Oregon has the notorious distinction of being the only state admitted to the Union with a Black exclusion law in its state Bill of Rights. The law prohibited Blacks from owning property, making contracts, and from even being within state borders. Although it was generally not enforced, the message was clear—Oregon was for whites only.

Willamette Street, 1921

Image credit: Old Oregon Photographs

A Shadow Over Eugene

In the 1920s, Oregon had the highest Ku Klux Klan (KKK) membership per capita in the United States—and Eugene had one of Oregon’s strongest groups. The Eugene Klan regularly marched through downtown and burned crosses on Skinner Butte. The legacy of the Skinner Butte KKK gatherings continues to cast a shadow over the city of Eugene and the Black community to this day.

The KKK presented itself as a group promoting “100% Americanism” and patriotism—themes we hear echoed by white supremacist groups today. The Klan targeted not only African Americans, but also Catholics, Jews, and immigrants.

The Eugene Morning Register (later named The Register-Guard) was originally owned by a Klansman. On June 27, 1924 an ad was placed in the newspaper advertising a KKK parade at the Lane County Fairgrounds the next day.

Image credit: Register Guard Archives
Historic photo of KKK Rally in Lane County

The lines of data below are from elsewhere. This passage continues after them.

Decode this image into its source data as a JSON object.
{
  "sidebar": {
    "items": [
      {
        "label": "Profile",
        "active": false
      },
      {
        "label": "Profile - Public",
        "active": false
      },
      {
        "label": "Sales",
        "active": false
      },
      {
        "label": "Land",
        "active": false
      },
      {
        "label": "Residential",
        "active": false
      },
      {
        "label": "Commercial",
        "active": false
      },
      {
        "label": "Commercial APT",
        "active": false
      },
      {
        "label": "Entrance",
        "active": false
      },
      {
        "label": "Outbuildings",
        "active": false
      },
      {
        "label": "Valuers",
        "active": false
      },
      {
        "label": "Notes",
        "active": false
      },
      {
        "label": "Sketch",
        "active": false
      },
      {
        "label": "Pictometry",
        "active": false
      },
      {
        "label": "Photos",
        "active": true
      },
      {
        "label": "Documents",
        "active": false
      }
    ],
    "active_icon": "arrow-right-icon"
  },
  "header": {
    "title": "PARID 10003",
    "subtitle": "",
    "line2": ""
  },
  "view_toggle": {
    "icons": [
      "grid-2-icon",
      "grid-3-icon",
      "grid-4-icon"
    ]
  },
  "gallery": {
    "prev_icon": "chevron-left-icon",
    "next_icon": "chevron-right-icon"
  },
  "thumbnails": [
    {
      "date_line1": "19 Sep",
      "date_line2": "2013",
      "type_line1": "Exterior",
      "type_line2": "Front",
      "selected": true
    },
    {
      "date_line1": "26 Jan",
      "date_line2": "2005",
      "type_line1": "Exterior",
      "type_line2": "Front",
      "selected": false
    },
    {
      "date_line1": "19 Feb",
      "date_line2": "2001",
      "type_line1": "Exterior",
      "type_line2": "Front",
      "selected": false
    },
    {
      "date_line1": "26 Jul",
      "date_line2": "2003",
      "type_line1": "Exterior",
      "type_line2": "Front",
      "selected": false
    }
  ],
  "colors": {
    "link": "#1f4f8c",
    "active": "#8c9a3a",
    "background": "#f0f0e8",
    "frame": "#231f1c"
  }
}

An undated Klan meeting held in Lane County, Oregon

Image credit: Historical Society Research Library bb002120



Black Neighborhoods